On a daily basis, we gather intelligence, execute warrants and make arrests. We average 10-15 arrests per week, and so far this year 36 of our mapped OCG nominals have been brought in to custody.
“We have recovered 10 firearms, over 30 knives, £150,000 in cash and in excess of 3000 cannabis plants and a kilo of cocaine. To put it in to perspective, a single cannabis plant can be worth around £1,000 – so that’s £3 million that could otherwise have been funding the work of organised criminals.
“The operation spans much further than my team though. We have excellent engagement with partner organisations and communities across the city; there is a real sense of collective responsibility when it comes to tackling organised crime and protecting those most likely to be exploited.

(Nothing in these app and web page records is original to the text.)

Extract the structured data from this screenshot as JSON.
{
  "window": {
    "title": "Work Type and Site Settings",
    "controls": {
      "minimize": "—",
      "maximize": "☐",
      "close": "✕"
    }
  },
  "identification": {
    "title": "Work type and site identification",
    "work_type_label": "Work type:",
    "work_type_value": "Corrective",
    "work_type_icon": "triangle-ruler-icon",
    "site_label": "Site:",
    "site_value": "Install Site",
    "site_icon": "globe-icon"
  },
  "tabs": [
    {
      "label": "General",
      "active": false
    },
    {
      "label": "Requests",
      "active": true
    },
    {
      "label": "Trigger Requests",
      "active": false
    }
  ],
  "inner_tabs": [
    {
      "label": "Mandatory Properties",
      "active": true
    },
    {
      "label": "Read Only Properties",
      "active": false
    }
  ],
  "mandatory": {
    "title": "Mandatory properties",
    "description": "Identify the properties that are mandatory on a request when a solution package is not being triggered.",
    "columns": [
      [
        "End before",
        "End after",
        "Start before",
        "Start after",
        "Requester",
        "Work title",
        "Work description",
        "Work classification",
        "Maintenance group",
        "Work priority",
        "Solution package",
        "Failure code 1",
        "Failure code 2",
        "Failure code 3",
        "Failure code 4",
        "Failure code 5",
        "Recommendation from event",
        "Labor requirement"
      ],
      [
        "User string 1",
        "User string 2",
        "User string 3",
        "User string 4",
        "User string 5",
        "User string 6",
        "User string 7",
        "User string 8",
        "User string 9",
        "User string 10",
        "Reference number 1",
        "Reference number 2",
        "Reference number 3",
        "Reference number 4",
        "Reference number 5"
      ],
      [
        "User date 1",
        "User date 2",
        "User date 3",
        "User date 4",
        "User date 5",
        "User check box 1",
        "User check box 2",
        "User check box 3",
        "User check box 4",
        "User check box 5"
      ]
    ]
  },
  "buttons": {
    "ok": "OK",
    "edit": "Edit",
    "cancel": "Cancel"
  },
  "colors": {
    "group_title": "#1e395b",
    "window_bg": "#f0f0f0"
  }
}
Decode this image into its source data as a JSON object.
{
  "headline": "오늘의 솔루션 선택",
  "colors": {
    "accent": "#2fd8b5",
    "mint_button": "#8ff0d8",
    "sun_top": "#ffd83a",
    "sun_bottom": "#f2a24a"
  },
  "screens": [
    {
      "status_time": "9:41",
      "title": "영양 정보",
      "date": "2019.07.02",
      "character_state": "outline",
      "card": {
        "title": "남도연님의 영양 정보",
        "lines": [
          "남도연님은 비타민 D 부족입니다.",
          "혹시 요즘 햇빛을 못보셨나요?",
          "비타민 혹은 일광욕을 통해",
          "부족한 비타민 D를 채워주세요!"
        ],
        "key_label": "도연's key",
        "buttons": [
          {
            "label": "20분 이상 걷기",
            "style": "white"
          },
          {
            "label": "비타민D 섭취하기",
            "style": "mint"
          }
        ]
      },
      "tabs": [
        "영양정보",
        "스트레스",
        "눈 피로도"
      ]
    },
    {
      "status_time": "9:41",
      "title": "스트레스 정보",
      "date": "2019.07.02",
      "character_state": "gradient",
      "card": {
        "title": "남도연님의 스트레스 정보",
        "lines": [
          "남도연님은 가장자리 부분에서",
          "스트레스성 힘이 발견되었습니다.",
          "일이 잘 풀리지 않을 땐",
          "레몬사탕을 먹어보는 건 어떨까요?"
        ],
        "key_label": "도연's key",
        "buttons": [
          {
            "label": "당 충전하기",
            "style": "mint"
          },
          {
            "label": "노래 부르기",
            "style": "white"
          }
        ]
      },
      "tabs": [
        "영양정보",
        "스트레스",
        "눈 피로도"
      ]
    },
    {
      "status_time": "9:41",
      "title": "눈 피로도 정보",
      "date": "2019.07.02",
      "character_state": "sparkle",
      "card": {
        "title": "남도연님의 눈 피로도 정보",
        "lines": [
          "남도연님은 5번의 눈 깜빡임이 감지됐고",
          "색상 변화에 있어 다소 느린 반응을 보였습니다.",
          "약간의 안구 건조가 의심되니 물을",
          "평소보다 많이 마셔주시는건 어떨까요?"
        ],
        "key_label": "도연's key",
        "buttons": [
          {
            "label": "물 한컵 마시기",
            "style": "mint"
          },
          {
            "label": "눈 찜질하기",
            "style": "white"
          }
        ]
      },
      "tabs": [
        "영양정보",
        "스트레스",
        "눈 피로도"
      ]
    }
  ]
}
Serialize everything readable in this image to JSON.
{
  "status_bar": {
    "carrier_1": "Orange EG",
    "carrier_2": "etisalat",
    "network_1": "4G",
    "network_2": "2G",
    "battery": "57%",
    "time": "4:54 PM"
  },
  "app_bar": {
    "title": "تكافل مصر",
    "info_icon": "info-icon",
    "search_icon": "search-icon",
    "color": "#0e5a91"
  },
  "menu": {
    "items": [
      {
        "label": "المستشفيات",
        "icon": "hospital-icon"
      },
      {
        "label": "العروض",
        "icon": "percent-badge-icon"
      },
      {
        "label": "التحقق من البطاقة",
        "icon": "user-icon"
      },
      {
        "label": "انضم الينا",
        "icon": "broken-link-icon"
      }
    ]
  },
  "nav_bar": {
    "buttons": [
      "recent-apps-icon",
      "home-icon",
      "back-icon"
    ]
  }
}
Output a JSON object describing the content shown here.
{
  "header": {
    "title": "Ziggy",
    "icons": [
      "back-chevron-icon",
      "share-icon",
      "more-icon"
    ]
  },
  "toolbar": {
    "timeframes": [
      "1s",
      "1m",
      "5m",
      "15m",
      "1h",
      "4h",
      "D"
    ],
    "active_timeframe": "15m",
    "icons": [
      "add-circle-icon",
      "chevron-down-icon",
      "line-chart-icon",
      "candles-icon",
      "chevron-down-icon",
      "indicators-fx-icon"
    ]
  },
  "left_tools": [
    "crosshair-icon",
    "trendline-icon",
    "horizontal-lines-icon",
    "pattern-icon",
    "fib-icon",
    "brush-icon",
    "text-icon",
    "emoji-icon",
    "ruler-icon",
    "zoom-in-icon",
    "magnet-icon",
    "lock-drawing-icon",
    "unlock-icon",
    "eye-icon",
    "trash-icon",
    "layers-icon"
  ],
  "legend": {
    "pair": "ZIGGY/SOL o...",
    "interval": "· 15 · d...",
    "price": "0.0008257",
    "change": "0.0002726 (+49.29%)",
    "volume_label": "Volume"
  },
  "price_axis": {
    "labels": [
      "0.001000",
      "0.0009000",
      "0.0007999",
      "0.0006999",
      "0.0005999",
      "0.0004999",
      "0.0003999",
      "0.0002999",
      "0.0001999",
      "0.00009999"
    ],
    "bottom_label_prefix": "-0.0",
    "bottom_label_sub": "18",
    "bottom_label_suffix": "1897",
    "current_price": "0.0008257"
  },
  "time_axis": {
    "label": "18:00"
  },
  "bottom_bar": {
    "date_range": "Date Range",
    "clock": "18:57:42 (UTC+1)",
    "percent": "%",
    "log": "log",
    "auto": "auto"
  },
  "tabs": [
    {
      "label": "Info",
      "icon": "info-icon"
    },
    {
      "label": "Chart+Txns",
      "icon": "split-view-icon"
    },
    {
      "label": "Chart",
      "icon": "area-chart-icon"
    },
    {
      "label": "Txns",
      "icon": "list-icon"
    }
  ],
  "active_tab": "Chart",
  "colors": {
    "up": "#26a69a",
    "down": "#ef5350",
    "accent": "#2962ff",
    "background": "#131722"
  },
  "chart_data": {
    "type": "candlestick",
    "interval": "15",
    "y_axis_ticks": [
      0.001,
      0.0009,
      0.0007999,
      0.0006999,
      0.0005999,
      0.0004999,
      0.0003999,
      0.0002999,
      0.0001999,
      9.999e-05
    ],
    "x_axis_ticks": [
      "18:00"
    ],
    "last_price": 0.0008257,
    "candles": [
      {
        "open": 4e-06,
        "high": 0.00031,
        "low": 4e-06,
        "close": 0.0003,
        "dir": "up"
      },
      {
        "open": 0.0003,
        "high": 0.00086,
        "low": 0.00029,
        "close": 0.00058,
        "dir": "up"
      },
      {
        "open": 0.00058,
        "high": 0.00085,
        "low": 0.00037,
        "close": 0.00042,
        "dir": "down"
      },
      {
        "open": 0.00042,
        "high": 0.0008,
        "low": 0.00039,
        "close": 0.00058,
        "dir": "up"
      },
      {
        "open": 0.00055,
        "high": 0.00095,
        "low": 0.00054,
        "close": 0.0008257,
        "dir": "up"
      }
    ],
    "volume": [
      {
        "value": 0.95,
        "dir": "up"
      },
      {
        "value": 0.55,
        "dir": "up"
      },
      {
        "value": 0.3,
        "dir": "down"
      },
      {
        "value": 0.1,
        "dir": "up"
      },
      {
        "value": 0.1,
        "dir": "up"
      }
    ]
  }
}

“We work to protect some of the most vulnerable people in society – those who are seen to be easy targets for OCGs. This year we have made over 60 safeguarding referrals to partner services where we believe there is either a vulnerable adult or child at risk from being exploited.
“We also recognise the need to work with communities that are disproportionately affected by organised crime. Increasing confidence and strengthening resilience in these communities is vital to our operation and we have commenced a programme of consolation and engagement in key communities
“I want to send a very clear and powerful message to those who think they can get away with targeting vulnerable people in Sheffield that we will do everything in our power to stop you in your tracks and bring you to justice.”